Because family issues vary so much and are deeply personal, it’s hard to say for sure how common they are.

However, evidence suggests that various types of conflict within families are fairly common overall. For example, one study on tension in relationships between parents and adult children found that 94% of participants reported at least a little tension in their parent/child relationships. Family issues also tend to come up around the balance between parenting and professional pursuits. The Pew Research Center reports that in nuclear families in which a mother and father both work full-time, both partners often feel concerned that they don’t spend enough time with their children and/or partner.  

These examples are only a small subset of the many kinds of family issues you might experience; whatever your challenges are, there are likely countless other people facing similar issues with their families.

What are some symptoms of family issues?

Family issues are different for everyone, and people vary widely in their emotional and psychological responses to these issues. That said, some of the most common symptoms include:

Different types of family issues

Again, issues in families come in countless forms, and this is by no means an exhaustive list. However, some especially common forms of family issues include:

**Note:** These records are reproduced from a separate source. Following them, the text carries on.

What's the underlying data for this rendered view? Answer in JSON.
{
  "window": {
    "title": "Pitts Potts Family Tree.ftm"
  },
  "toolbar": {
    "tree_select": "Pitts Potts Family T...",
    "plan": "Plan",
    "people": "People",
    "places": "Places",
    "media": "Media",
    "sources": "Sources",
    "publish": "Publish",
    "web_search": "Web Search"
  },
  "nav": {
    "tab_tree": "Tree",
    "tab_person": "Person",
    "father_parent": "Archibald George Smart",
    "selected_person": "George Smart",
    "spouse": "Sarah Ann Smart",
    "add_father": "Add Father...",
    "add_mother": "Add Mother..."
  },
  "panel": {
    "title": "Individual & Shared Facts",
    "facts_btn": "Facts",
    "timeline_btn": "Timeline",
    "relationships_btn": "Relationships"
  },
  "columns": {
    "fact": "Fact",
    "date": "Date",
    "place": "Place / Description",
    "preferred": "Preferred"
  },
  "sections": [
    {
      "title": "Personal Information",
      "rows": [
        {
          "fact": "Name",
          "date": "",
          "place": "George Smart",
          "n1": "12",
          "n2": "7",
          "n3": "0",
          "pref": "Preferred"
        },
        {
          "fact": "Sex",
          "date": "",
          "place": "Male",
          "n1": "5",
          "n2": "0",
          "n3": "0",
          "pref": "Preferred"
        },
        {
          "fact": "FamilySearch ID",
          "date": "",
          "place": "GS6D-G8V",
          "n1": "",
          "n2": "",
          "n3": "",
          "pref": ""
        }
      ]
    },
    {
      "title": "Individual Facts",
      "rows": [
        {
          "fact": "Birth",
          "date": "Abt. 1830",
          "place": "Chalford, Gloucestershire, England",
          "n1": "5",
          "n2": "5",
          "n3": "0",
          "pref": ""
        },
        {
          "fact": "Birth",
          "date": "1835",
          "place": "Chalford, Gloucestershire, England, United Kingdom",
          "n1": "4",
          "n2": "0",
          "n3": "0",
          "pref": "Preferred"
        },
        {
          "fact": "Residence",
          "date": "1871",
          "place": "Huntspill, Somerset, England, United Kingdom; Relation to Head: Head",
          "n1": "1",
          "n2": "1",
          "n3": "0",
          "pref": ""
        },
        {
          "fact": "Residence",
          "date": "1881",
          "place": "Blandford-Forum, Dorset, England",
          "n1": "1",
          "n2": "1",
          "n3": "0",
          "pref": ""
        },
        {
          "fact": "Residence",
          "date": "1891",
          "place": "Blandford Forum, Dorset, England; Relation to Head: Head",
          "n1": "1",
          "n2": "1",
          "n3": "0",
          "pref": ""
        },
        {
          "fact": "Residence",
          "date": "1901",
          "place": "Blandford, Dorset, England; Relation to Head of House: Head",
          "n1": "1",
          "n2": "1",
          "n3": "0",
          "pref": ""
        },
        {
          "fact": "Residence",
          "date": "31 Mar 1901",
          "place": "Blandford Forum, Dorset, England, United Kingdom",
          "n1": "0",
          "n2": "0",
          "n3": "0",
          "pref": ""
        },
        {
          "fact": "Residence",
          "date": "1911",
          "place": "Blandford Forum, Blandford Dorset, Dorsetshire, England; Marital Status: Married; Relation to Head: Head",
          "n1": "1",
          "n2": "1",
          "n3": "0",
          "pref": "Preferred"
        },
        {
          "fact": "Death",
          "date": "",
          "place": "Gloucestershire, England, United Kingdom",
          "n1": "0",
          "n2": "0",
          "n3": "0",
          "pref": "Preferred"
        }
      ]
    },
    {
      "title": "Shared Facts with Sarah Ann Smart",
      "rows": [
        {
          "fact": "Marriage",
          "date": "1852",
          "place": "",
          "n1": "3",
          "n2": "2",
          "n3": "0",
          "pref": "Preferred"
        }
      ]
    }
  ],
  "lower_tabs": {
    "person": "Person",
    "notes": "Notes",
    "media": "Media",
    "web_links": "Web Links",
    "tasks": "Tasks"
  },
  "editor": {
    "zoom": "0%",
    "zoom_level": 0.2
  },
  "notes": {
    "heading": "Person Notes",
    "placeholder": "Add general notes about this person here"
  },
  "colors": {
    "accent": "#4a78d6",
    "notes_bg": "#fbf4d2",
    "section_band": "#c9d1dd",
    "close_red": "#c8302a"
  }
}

What to do if you’re experiencing family issues

If you’re experiencing any form of stress, conflict, or danger in a family relationship, you have several options. Some of them include:

How to look for in a therapist for family issues

Seek a therapist who specializes in working with your particular family issue

Therapists offer a number of different approaches to treating family issues. Some approaches involve just one person attending sessions, while others might require two or more family members to attend.

Common options include:

Know what questions you need to ask potential therapists

These questions may prove helpful when interviewing potential therapists:

Prioritize personal fit

While personality fit is a nuanced factor, it is critical to your success in therapy. Multiple studies have revealed the importance of this factor, often referred to as “therapeutic alliance.”

On your initial phone call with the therapist, ask yourself:

Additionally, consider these factors:

Consider cost, location, and scheduling

Therapy will only work if it works for you. Before making an appointment, ask yourself honestly:

Find therapists specializing in family issues near you

Find therapists who specialize in family issues and conflicts on Zencare, below. Search by insurance, fees, and location; watch therapist introductory videos; and book free initial calls to find the right therapist for you!

New to therapy? Learn about how to find a therapist here.